The Oxford Dictionary describes the phrase ‘Shanghaied’ as coercing or tricking someone into a place or position or into doing something. Viral videos of the shouts of frustration and screams of terror emanating from housing complexes across China’s most prosperous and populous city, Shanghai, which was placed under a harsh, inhuman, and complete lockdown by the authorities in end-March, have underlined the resonance of the word used to headline this comment.
Reeling under a massive Covid-19 outbreak of the BA.2 variant, what is happening in the city of 26 million people which accounts for 3-5 per cent of China’s GDP according to some estimates, is an illustration of the overreach of an absolutist state. Citizens can be heard “asking for death” in the first video posted online by a US-based scientist and since widely disseminated by global media outlets.

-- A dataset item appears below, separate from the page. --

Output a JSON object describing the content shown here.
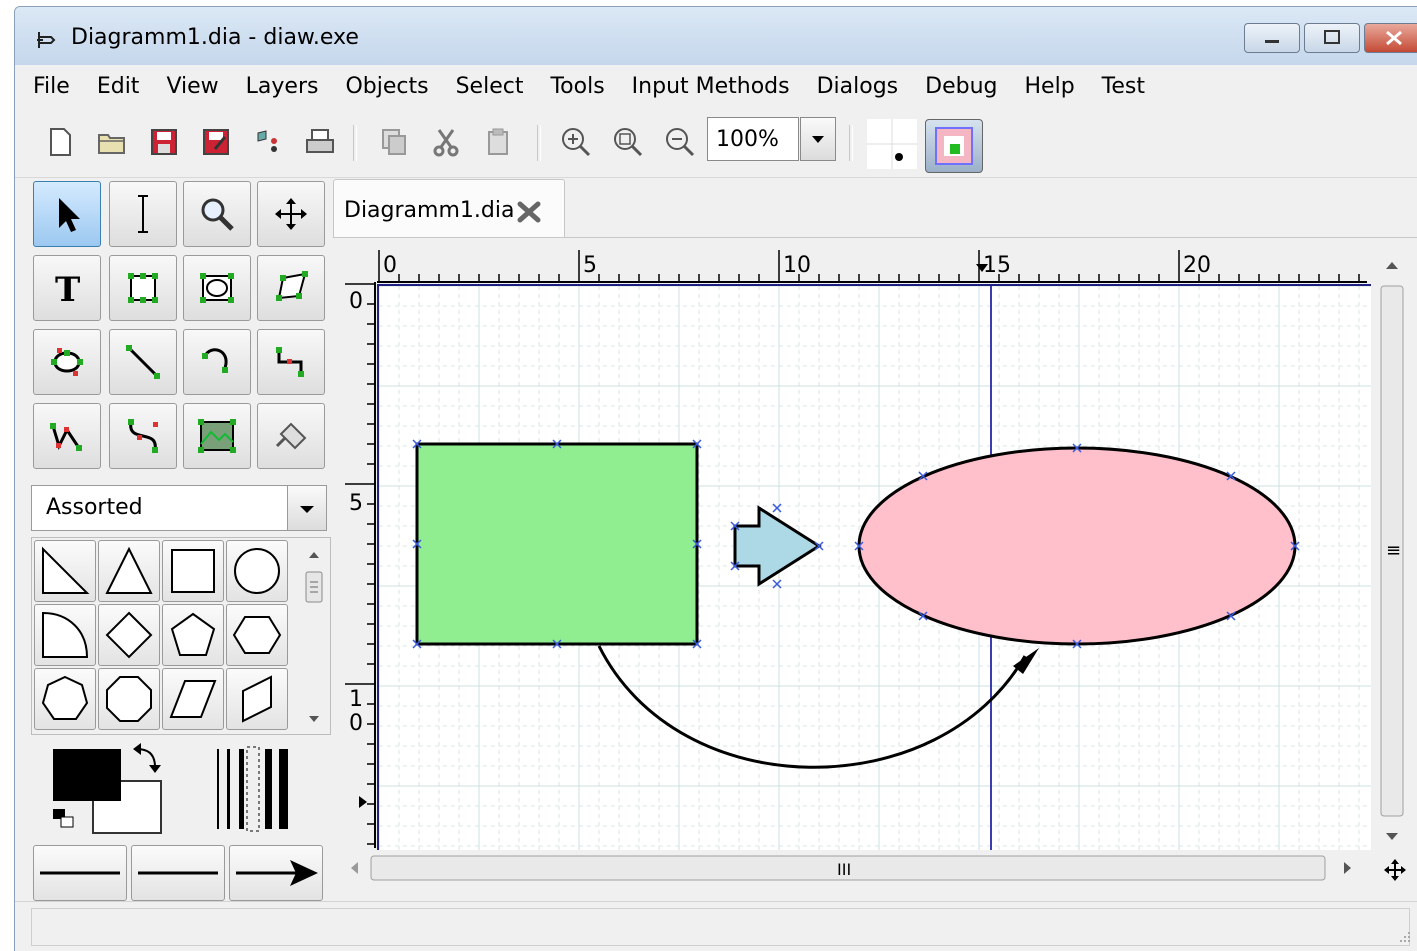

Residents can be heard arguing with local authorities, complaining about the scarcity of even basic food items and medical supplies, and warning of repercussions as they are ordered to stay home. Fearing the spread of social unrest to other cities – another video shows people breaking into a supermarket for food ~ Beijing has over the past couple of days started letting some Shanghai residents out of their homes.
A few markets and pharmacies have also been opened for a limited period. But the instinct of the Chinese Communist Party (CCP) leadership ~ to corral its co-citizens into their, often tiny, flats without providing adequate help or facilities ~ and its attempt to brazen out such an action under the garb of a “Zero Covid Policy”, has sent an ominous message to its critics at home and abroad. In fact, some officials were sacked after being accused of not implementing the severe quarantine measures aggressively enough.
The subsequent, partial climbdown by the party-state has fooled nobody. The sad truth, however, is that there is precious little anyone can do about it. Especially, given the political context in which these events are playing out. For, Shanghai’s shutdown appears to be driven as much by politics as by public health concerns.
The unrest in China’s richest city is an embarrassment for the CCP in the run-up to its 20th Congress scheduled for the second half of the year where President Xi Jinping is expected to reward himself with an unprecedented third five-year term as leader of the Party. There are those, of course, who would argue that strict Covid-19 protocols are the need of the hour.
They point to the goings-on in the United Kingdom where an independent inquiry into drinks parties at 10 Downing Street during lockdowns has recommended fines be imposed on Prime Minister Boris Johnson and Chancellor of the Exchequer Rishi Sunak for their role in the breach of pandemic restrictions. The abiding tragedy is that between these two extremes, empathy and common sense are the first casualties